(The data)
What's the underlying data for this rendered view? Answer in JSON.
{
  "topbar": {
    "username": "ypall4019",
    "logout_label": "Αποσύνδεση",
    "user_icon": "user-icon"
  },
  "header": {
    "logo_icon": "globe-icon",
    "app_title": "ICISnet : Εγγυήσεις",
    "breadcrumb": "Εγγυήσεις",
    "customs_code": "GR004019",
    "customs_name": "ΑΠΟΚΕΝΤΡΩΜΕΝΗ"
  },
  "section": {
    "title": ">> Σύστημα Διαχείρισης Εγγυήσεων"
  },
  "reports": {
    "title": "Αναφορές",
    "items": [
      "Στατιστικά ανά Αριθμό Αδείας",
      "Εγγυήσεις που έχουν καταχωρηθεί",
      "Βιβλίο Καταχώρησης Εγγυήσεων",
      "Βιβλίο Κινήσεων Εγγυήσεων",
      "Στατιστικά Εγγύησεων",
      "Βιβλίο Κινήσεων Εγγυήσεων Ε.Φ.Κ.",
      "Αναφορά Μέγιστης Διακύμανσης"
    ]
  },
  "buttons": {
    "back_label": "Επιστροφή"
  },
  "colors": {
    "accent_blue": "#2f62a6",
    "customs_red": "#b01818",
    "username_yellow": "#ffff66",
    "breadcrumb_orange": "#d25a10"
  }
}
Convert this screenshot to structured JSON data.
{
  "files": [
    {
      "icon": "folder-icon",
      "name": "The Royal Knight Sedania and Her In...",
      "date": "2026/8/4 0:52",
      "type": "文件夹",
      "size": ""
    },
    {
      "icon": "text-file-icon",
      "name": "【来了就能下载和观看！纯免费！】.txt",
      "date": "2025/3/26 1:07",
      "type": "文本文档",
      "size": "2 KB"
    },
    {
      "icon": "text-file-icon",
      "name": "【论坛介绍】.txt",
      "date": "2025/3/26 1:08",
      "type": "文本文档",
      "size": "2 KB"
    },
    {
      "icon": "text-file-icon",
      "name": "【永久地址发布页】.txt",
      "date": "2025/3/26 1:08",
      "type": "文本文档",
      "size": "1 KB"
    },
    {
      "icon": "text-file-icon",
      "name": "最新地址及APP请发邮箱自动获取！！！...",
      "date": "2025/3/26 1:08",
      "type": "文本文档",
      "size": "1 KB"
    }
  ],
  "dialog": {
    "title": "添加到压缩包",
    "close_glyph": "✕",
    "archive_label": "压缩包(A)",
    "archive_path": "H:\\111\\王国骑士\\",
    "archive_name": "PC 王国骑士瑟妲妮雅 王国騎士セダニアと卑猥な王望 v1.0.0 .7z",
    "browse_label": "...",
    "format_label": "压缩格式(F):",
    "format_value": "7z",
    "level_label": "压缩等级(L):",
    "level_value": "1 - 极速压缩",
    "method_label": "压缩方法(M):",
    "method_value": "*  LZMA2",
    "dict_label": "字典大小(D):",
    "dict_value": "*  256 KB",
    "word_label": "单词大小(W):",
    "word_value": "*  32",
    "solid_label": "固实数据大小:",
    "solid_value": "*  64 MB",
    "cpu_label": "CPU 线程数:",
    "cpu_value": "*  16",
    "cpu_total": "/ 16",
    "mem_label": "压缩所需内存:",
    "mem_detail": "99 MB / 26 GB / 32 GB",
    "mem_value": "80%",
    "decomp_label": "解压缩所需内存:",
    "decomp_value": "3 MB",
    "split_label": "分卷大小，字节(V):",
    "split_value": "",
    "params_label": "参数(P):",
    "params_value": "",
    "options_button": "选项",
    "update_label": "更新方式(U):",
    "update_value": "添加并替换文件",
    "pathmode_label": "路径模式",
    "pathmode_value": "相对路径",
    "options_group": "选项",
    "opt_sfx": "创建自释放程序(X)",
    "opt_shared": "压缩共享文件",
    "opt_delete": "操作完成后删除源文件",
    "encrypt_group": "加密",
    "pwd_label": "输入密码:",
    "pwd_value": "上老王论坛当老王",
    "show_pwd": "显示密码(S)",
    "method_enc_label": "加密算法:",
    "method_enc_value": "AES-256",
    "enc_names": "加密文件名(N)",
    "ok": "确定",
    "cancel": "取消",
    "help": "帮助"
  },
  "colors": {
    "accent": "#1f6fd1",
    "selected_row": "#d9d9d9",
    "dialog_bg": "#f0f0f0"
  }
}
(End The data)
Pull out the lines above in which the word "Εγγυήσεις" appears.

# Answer to the exercise
    "app_title": "ICISnet : Εγγυήσεις",
    "breadcrumb": "Εγγυήσεις",
      "Εγγυήσεις που έχουν καταχωρηθεί",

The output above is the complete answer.